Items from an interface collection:

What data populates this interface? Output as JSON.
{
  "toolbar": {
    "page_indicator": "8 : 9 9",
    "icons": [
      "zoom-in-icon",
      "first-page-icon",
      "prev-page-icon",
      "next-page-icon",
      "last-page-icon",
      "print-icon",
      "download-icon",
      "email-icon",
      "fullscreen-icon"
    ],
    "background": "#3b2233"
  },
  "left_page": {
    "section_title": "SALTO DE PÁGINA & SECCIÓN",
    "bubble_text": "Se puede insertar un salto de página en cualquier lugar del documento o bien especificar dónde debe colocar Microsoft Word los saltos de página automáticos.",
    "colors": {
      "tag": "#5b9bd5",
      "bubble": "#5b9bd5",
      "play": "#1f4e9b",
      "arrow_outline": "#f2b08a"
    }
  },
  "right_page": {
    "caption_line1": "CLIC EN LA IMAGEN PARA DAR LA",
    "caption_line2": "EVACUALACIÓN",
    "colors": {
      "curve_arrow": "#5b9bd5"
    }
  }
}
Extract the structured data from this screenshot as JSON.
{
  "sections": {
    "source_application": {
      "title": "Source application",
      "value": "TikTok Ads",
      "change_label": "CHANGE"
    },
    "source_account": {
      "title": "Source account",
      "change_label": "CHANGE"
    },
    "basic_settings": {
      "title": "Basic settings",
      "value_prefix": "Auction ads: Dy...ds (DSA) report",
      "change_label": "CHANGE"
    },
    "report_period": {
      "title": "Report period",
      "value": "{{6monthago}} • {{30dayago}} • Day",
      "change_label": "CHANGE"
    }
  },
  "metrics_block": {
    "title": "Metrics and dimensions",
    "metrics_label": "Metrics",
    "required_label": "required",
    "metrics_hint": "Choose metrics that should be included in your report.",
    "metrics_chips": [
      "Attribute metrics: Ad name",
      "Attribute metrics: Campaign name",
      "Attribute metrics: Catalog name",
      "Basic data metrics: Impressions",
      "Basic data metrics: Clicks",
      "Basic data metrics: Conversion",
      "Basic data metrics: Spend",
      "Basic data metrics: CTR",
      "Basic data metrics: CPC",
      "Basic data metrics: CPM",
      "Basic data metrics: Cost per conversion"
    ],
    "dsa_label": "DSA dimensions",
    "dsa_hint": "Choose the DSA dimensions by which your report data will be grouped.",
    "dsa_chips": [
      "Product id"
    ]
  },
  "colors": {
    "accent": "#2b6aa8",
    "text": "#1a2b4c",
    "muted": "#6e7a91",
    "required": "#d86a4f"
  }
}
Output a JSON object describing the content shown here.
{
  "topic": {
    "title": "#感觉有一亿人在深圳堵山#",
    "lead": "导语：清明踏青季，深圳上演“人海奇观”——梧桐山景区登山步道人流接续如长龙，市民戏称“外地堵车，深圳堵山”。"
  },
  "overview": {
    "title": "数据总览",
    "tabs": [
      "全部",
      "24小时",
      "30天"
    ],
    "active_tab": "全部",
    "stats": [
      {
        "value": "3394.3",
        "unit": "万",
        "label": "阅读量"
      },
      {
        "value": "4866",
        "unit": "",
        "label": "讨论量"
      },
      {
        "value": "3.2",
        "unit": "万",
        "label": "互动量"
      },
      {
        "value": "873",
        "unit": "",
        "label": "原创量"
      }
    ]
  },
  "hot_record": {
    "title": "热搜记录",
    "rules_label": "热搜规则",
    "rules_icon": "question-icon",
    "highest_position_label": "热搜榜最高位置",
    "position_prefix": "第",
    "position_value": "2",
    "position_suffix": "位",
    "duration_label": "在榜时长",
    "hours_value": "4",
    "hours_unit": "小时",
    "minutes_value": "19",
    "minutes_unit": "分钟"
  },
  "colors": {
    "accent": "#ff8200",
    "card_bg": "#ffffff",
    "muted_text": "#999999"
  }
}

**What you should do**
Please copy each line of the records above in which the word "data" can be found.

**Written solution**
What data populates this interface? Output as JSON.
Extract the structured data from this screenshot as JSON.
      "Basic data metrics: Impressions",
      "Basic data metrics: Clicks",
      "Basic data metrics: Conversion",
      "Basic data metrics: Spend",
      "Basic data metrics: CTR",
      "Basic data metrics: CPC",
      "Basic data metrics: CPM",
      "Basic data metrics: Cost per conversion"
    "dsa_hint": "Choose the DSA dimensions by which your report data will be grouped.",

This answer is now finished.